"We expect this year’s holiday sales push to be quite aggressive," says Tod Marks, the shopping guru at Consumer Reports. "Maybe not at the level seen during the dark days of Christmas 2008 and 2009, but fairly close. From Sam’s Club to Macy’s, JR.com to Talbots, merchants are already aggressively dangling offers such as buy one get one free, across-the-store 25 percent discounts off on certain days, free shipping, hourly markdowns, and the like."
But consumers may not be in such a rush. In a recent Consumer Reports survey, just 8% of shoppers said they planned to complete their holiday shopping prior to Thanksgiving, while 25% said they expected to finish shopping by the end of November.
Will Black Friday bring good deals?
Best Buy launched a "Shop Early Sale", but our findings showed that people might not save more than $10 for rushing in early. Sears, Macy's, and CVS Black Friday circulars have been leaked on the web, and you can see a sampling of their deals. (Sears plans to open on Thanksgiving itself for the first time in its history.) Fat Wallet has a compilation of Black Friday deals from all over the internet.
Black Friday typically features plenty of the usual doorbusters of TVs, computers, MP3 players, digital cameras, and other goods sold as loss leaders to excite consumers and entice them to shop. But don’t waste your time waking up before dawn or heading out at midnight to score these types of bargains since stores typically have a very limited supply on hand. And they don’t generally give out rainchecks if someone beats you to the last one.

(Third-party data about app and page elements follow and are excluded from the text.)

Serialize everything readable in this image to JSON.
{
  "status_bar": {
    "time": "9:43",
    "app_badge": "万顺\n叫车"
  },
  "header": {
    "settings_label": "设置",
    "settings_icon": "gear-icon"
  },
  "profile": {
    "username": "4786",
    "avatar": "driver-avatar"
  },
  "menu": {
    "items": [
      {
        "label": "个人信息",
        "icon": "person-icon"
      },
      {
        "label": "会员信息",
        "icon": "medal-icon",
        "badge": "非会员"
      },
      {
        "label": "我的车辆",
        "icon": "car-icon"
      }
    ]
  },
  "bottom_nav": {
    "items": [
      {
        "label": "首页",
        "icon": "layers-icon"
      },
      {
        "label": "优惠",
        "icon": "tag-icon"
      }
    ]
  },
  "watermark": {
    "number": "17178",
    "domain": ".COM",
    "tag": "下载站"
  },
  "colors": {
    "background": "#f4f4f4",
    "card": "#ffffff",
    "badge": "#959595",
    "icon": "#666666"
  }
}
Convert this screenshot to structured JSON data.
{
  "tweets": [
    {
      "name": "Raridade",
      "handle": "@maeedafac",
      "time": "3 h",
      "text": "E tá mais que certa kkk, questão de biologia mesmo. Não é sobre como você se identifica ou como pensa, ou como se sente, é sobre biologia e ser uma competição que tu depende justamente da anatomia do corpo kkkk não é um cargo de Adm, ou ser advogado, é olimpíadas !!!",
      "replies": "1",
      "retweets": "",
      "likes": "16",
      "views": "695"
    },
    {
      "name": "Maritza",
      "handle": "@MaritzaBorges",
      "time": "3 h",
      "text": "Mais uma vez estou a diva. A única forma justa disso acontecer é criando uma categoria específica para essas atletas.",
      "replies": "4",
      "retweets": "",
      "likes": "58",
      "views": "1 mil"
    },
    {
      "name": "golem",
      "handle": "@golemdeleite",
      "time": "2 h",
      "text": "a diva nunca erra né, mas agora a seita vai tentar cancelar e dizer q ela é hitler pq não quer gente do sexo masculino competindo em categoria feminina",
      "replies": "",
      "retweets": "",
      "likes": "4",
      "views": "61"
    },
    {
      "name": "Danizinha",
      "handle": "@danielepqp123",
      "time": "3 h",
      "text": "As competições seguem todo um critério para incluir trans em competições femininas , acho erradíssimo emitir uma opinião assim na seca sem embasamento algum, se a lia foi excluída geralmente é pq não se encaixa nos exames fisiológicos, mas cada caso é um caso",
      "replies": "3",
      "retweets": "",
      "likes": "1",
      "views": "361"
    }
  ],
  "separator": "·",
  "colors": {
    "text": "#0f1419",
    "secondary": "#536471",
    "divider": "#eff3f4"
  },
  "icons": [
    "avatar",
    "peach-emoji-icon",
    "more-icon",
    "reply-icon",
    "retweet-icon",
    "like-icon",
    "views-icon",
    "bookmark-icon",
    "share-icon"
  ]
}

More and more retailers — and e-tailers — will be featuring great deals online -- daily, hourly, at lunch time, after dinner, and at other times — to keep the cash registers churning. Tod Marks offers this advice: "So before you hit the malls, do an internet price search comparison to see if a particular deal really is unbeatable. Chances are, you can do as good or better without leaving home."
-- Chris Fichera